In an article for the International Project Management Association, Joni Seeber discusses some general project selection criteria. Like Michael Porter, she argues that first and foremost, you should choose projects that align with your organization’s overall strategy. She suggests a helpful test for determining whether a project meaningfully contributes to your organization’s strategy:
A quick and dirty trick to determining the meaningfulness of a project is answering the question “So what?” about intended project outcomes. The more the project aligns with the strategic direction of the organization, the more meaningful. The higher the likelihood of success, the more meaningful.
To illustrate, developing a vaccine for HIV is meaningful; however, developing a vaccine for HIV that HIV populations cannot afford is not. Size matters as well since the size of a project and the amount of resources required are usually positively correlated. Building the pyramids of Egypt may be meaningful, but the size of the project makes it a high-stake endeavor only suitable to pharaohs and Vegas king pins. (Seeber, 2011)
Project Selection Methods
Projects are selected by comparing the costs and benefits of potential projects. Some of the selection methods are more subjective than others, but all try to use a standard set of criteria
to determine which project is the best for an organization to pursue. Methods can include:
- Murder Boards. A group of experts (internal and external) attempt to “murder” a project proposal by pointing out its flaws and weaknesses. This can be very useful in high-risk projects where there is little data from previous projects from which we can learn, or in situations where the environment has changed significantly since the development of the original scope of the project. Participants in a murder board session are encouraged to be aggressive and not hold back in their attempt to murder the project.

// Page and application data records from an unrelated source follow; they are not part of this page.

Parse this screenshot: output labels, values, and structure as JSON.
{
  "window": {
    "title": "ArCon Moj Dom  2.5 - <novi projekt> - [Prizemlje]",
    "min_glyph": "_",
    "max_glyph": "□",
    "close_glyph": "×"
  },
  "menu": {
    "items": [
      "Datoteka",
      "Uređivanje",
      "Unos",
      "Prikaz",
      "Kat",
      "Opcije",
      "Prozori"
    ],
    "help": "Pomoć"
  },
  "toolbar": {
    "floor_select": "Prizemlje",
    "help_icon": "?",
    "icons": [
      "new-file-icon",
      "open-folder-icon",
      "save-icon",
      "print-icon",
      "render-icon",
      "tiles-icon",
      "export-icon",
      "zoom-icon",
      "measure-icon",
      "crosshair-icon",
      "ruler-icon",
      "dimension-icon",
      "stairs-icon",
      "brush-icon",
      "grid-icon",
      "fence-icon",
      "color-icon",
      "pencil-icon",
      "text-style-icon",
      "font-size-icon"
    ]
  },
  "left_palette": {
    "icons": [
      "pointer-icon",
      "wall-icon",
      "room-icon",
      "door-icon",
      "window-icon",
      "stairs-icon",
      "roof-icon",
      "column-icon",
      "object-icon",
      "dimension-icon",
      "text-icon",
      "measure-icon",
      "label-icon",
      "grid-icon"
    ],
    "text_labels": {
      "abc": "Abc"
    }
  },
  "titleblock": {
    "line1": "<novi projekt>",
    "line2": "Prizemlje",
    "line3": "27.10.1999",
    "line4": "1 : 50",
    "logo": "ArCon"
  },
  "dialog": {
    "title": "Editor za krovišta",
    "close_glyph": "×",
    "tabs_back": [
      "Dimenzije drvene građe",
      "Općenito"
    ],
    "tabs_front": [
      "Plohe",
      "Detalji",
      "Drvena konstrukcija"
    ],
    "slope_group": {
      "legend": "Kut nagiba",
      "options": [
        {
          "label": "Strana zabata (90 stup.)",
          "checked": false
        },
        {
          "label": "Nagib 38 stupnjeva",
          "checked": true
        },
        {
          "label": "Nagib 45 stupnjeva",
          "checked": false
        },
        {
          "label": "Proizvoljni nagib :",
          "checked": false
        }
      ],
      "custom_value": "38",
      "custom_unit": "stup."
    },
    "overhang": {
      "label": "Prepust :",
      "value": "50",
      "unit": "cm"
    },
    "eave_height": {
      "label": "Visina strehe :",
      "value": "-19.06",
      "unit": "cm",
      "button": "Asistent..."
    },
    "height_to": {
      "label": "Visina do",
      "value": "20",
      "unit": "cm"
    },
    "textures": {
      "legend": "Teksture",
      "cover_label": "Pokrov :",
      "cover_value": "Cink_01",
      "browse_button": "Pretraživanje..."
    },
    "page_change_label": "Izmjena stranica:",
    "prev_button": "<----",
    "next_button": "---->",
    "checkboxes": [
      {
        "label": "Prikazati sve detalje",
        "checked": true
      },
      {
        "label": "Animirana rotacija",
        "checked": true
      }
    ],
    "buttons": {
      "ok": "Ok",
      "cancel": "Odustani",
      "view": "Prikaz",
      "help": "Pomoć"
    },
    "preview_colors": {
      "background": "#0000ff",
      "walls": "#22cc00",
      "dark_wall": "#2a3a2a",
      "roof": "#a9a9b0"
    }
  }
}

- Qualitative Scoring Methods. Scoring methods can take a variety of factors into account. These can range from simple checklists to complex weighted scoring systems. Scoring systems can assist staff with evaluating the relative merit of different projects while limiting political influence. Scoring models might survey a wide variety of experts and have them rate the project in terms of importance to the company or relative chance of success. Scoring methods will be examined in the next section of this chapter.
- Economic Scoring Methods. These methods assess the ability of the project to help the bottom line, either by increasing profits or reducing costs. These models often look at the cash flow that a project will generate after it is completed. The final section of this chapter examines economic models in more detail.
- Constrained Optimization Methods. Constrained Optimization Methods of project selection are mathematically intensive means of analyzing a series of projects and are not easily generalized.
In project management, these methods can include:
- Linear Programming
- Dynamic Programming
- Branch and Bound Algorithms
- Integer Programming
We might also refer to Constrained Optimization Methods as mathematical approaches to project selection. These methods are beyond the scope of this text, but students preparing to take PMI exams should know that if they see any type of programming or algorithms used for project selection, a Constrained Optimization Method is being used.
This chapter of Project Management is a derivative the following texts:
Essentials of Project Management by Adam Farag is licensed under a Creative Commons Attribution-NonCommercial-ShareAlike 4.0 International License, except where otherwise noted.